Cowling, Benjamin J., Vicky J. Fang, Hiroshi Nishiura, Kwok-Hung Chan, Sophia Ng, Dennis K. M. Ip, Susan S. Chiu, Gabriel M. Leung, and J. S. Malik Peiris. 2012. “Increased Risk of Noninfluenza Respiratory Virus Infections Associated With Receipt of Inactivated Influenza Vaccine.” *Clinical Infectious Diseases* 54 (12): 1778–83. https://doi.org/10.1093/cid/cis307.

Davies, Nicholas G., Petra Klepac, Yang Liu, Kiesha Prem, Mark Jit, and Rosalind M. Eggo. 2020. “Age-Dependent Effects in the Transmission and Control of COVID-19 Epidemics.” *Nature Medicine* 26 (8): 1205–11. https://doi.org/10.1038/s41591-020-0962-9.

Franco, Nicolas, Pietro Coletti, Lander Willem, Leonardo Angeli, Adrien Lajot, Steven Abrams, Philippe Beutels, Christel Faes, and Niel Hens. 2022. “Inferring Age-Specific Differences in Susceptibility to and Infectiousness Upon SARS-CoV-2 Infection Based on Belgian Social Contact Data.” *PLOS Computational Biology* 18 (3): e1009965. https://doi.org/10.1371/journal.pcbi.1009965.

Huang, Angkana T., Bernardo Garcia-Carreras, Matt D. T. Hitchings, Bingyi Yang, Leah C. Katzelnick, Susan M. Rattigan, Brooke A. Borgert, et al. 2020. “A Systematic Review of Antibody Mediated Immunity to Coronaviruses: Kinetics, Correlates of Protection, and Association with Severity.” *Nature Communications* 11 (1): 4704. https://doi.org/10.1038/s41467-020-18450-4.

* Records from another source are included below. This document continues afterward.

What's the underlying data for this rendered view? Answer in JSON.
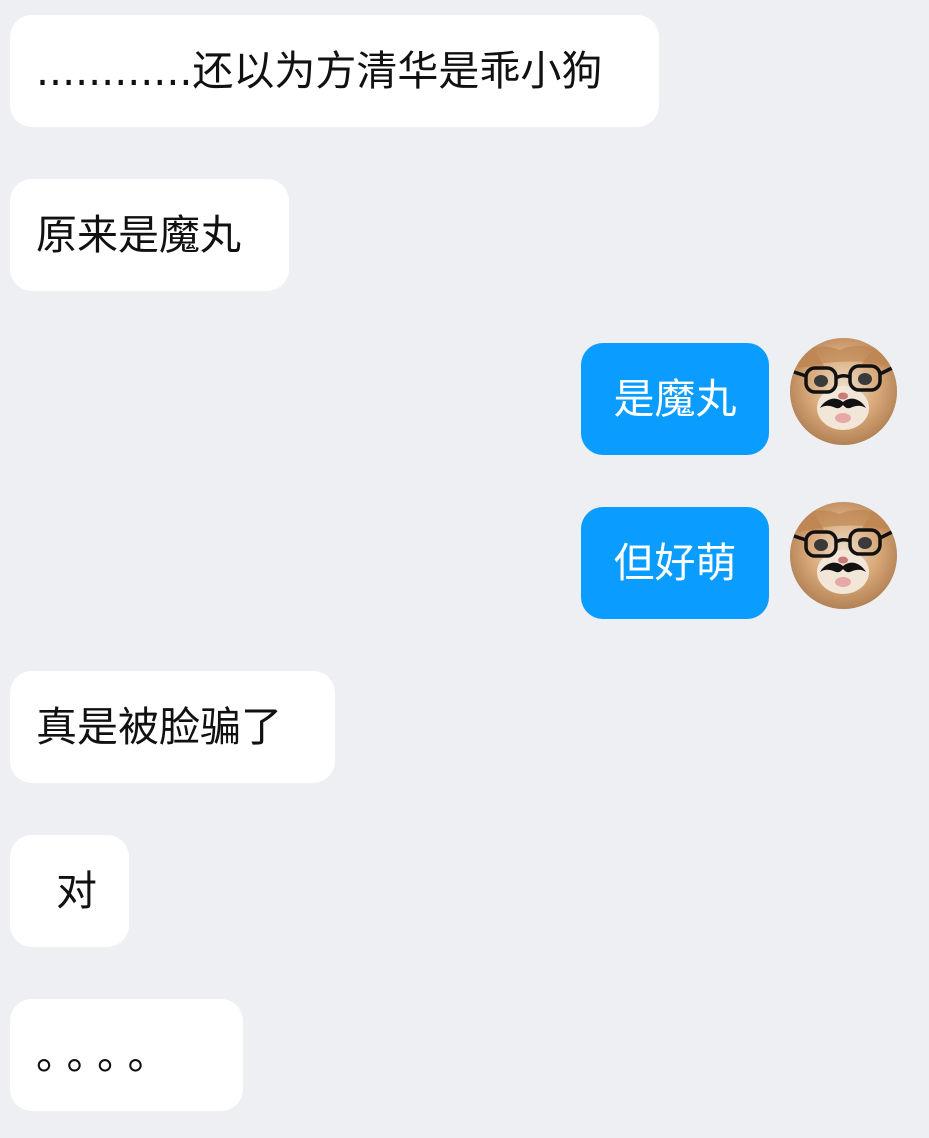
{
  "messages": [
    {
      "side": "incoming",
      "text": "............还以为方清华是乖小狗"
    },
    {
      "side": "incoming",
      "text": "原来是魔丸"
    },
    {
      "side": "outgoing",
      "text": "是魔丸"
    },
    {
      "side": "outgoing",
      "text": "但好萌"
    },
    {
      "side": "incoming",
      "text": "真是被脸骗了"
    },
    {
      "side": "incoming",
      "text": "对"
    },
    {
      "side": "incoming",
      "text": "。。。。"
    }
  ],
  "avatar": {
    "icon": "cat-with-glasses-and-mustache-icon"
  },
  "colors": {
    "background": "#eeeff2",
    "incoming_bubble": "#ffffff",
    "outgoing_bubble": "#0a9cff",
    "incoming_text": "#111111",
    "outgoing_text": "#ffffff"
  }
}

Iyer, Anita S., Forrest K. Jones, Ariana Nodoushani, Meagan Kelly, Margaret Becker, Damien Slater, Rachel Mills, et al. 2020. “Persistence and Decay of Human Antibody Responses to the Receptor Binding Domain of SARS-CoV-2 Spike Protein in COVID-19 Patients.” *Science Immunology* 5 (52): eabe0367. https://doi.org/10.1126/sciimmunol.abe0367.

Miller, Joel C. 2012. “A Note on the Derivation of Epidemic Final Sizes.” *Bulletin of Mathematical Biology* 74 (9): 2125–41. https://doi.org/10.1007/s11538-012-9749-6.

Mossong, Joël, Niel Hens, Mark Jit, Philippe Beutels, Kari Auranen, Rafael Mikolajczyk, Marco Massari, et al. 2008. “Social Contacts and Mixing Patterns Relevant to the Spread of Infectious Diseases.” *PLOS Medicine* 5 (3): e74. https://doi.org/10.1371/journal.pmed.0050074.

Tsagarakis, Nikolaos J., Anthi Sideri, Panagiotis Makridis, Argyro Triantafyllou, Alexandra Stamoulakatou, and Eleni Papadogeorgaki. 2018. “Age-Related Prevalence of Common Upper Respiratory Pathogens, Based on the Application of the FilmArray Respiratory Panel in a Tertiary Hospital in Greece.” *Medicine* 97 (22): e10903. https://doi.org/10.1097/MD.0000000000010903.